By Laura Henneghan, Early Elementary Teacher
It is undeniable—all of our students and children, along with all of us grown ups—are adapting to a dramatically different way of life, due to the global coronavirus pandemic, and social distancing and shelter-in-place protocols. While doing our part to promote public health and prevent the spread of COVID-19, adults and children alike are inevitably experiencing disruption to our schedules and the emotional and physical changes that accompany this disruption.
Ricardo Levins Morales, a self-described “healer and trickster organizer disguised as an artist” recently addressed this concept in a new series called “What to Do in a Pandemic.” These beautiful woodblock prints feature animals and pieces of wisdom from animals, such as a fox paired with the phrase “Stay aware,” and a bee paired with “Organize for a better future”. Morales’s timely–and beautiful–artwork is popping up around the web, and was recently featured in an ADL blog post called Draw Me Safe: Coloring and Conversation about a Pandemic.

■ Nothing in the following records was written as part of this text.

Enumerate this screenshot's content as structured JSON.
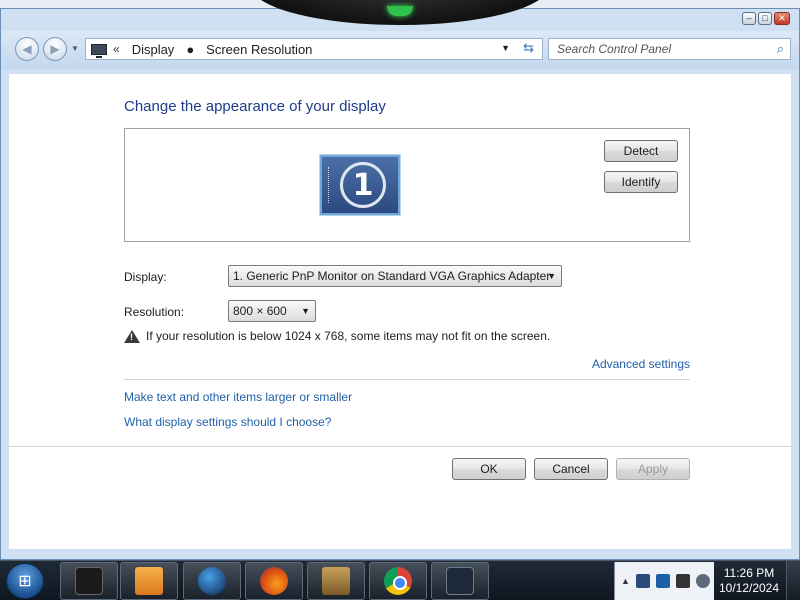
{
  "window": {
    "minimize_glyph": "–",
    "maximize_glyph": "□",
    "close_glyph": "✕"
  },
  "address": {
    "back_glyph": "◀",
    "forward_glyph": "▶",
    "history_glyph": "▼",
    "overflow_glyph": "«",
    "crumbs": [
      "Display",
      "Screen Resolution"
    ],
    "separator_glyph": "●",
    "dropdown_glyph": "▼",
    "refresh_glyph": "⇆",
    "search_placeholder": "Search Control Panel",
    "search_glyph": "⌕"
  },
  "main": {
    "title": "Change the appearance of your display",
    "monitor_number": "1",
    "detect_label": "Detect",
    "identify_label": "Identify",
    "display_label": "Display:",
    "display_value": "1. Generic PnP Monitor on Standard VGA Graphics Adapter",
    "resolution_label": "Resolution:",
    "resolution_value": "800 × 600",
    "combo_arrow": "▼",
    "warning_text": "If your resolution is below 1024 x 768, some items may not fit on the screen.",
    "advanced_link": "Advanced settings",
    "link_text_size": "Make text and other items larger or smaller",
    "link_help": "What display settings should I choose?",
    "ok_label": "OK",
    "cancel_label": "Cancel",
    "apply_label": "Apply"
  },
  "taskbar": {
    "start_glyph": "⊞",
    "tray_expand_glyph": "▲",
    "time": "11:26 PM",
    "date": "10/12/2024"
  },
  "colors": {
    "link": "#1f5fa8",
    "title": "#1e3b8c",
    "window_frame": "#cfe0f2",
    "taskbar": "#0f1720"
  }
}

This simple article pairs each of Morales’s prints with accompanying “Table Topics” questions aimed to foster family conversations about how our lives have shifted in the recent weeks. The post includes printable coloring-page versions of the prints with three related guiding questions each, designed so your family can color and converse simultaneously. The discussion prompts provide a developmentally appropriate platform to engage in a conversation about Current Events, asking families to work together to define vocabulary like “vulnerable” and “exposure,” and think about how we are–and others in our communities might be–impacted by public health policies.

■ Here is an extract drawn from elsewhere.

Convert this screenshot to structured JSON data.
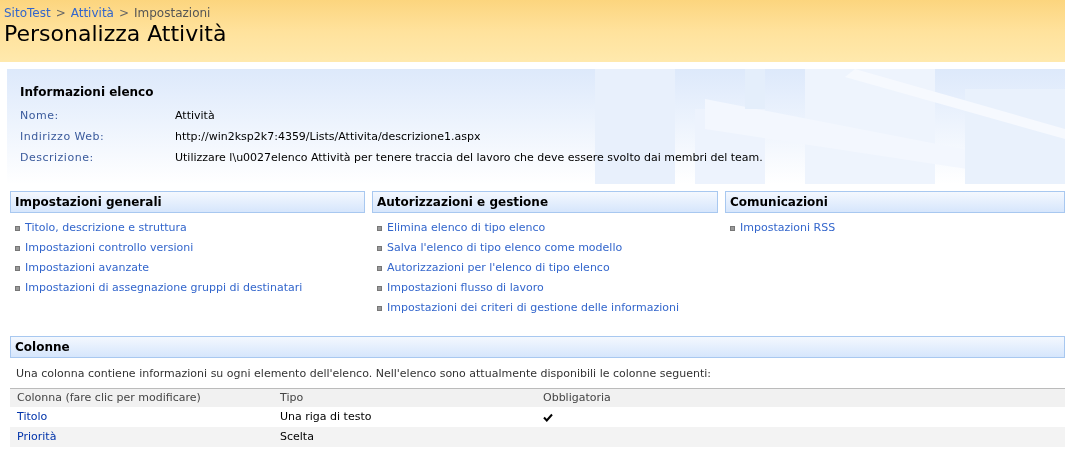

If you decide to try this activity with your family, try letting your child(ren) be the guide(s) of the conversation. You know your child(ren) best–validate their emotions, answer their questions, and feel free to push pause if you notice your child becoming overwhelmed or resistant.